Try it — Report how many lines in the data include the string "Como", and add nothing else.

[Dataset items]
-----

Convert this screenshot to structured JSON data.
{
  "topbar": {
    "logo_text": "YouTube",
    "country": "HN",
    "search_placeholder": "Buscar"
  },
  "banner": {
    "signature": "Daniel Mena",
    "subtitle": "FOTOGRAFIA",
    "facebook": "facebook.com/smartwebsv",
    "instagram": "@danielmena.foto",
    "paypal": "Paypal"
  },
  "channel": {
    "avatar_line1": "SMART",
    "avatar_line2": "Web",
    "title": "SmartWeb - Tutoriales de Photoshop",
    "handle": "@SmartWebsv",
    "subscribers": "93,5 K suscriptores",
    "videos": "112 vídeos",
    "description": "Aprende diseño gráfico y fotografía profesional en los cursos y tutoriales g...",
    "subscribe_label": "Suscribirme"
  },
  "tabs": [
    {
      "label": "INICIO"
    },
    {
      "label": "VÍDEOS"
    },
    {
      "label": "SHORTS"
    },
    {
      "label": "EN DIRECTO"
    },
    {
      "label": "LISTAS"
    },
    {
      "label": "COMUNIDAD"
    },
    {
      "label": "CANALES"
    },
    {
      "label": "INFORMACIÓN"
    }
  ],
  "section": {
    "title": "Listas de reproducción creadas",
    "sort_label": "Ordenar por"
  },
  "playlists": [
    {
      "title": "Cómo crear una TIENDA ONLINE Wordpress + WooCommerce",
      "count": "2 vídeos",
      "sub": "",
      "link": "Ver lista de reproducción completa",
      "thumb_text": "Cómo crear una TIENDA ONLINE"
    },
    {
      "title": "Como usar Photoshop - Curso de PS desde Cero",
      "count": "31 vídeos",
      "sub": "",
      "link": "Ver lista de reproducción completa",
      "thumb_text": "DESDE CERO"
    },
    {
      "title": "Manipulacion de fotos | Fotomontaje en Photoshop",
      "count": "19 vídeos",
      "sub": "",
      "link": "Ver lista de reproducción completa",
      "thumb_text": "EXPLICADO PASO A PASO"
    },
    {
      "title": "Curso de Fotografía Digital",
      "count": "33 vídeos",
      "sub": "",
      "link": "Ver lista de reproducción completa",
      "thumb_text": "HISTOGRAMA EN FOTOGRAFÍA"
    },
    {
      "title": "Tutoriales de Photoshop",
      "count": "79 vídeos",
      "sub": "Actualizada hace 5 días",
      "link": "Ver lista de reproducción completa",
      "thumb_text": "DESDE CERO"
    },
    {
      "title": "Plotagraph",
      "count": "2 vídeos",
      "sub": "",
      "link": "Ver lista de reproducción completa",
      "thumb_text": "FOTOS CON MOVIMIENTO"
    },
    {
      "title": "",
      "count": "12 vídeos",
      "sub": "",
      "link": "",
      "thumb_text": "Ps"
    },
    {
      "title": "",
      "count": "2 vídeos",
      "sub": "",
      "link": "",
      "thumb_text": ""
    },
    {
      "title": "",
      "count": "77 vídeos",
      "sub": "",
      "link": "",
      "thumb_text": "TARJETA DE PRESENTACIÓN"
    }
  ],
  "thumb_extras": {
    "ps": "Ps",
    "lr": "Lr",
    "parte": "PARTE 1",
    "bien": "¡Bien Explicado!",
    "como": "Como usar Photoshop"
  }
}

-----

Answer space — 2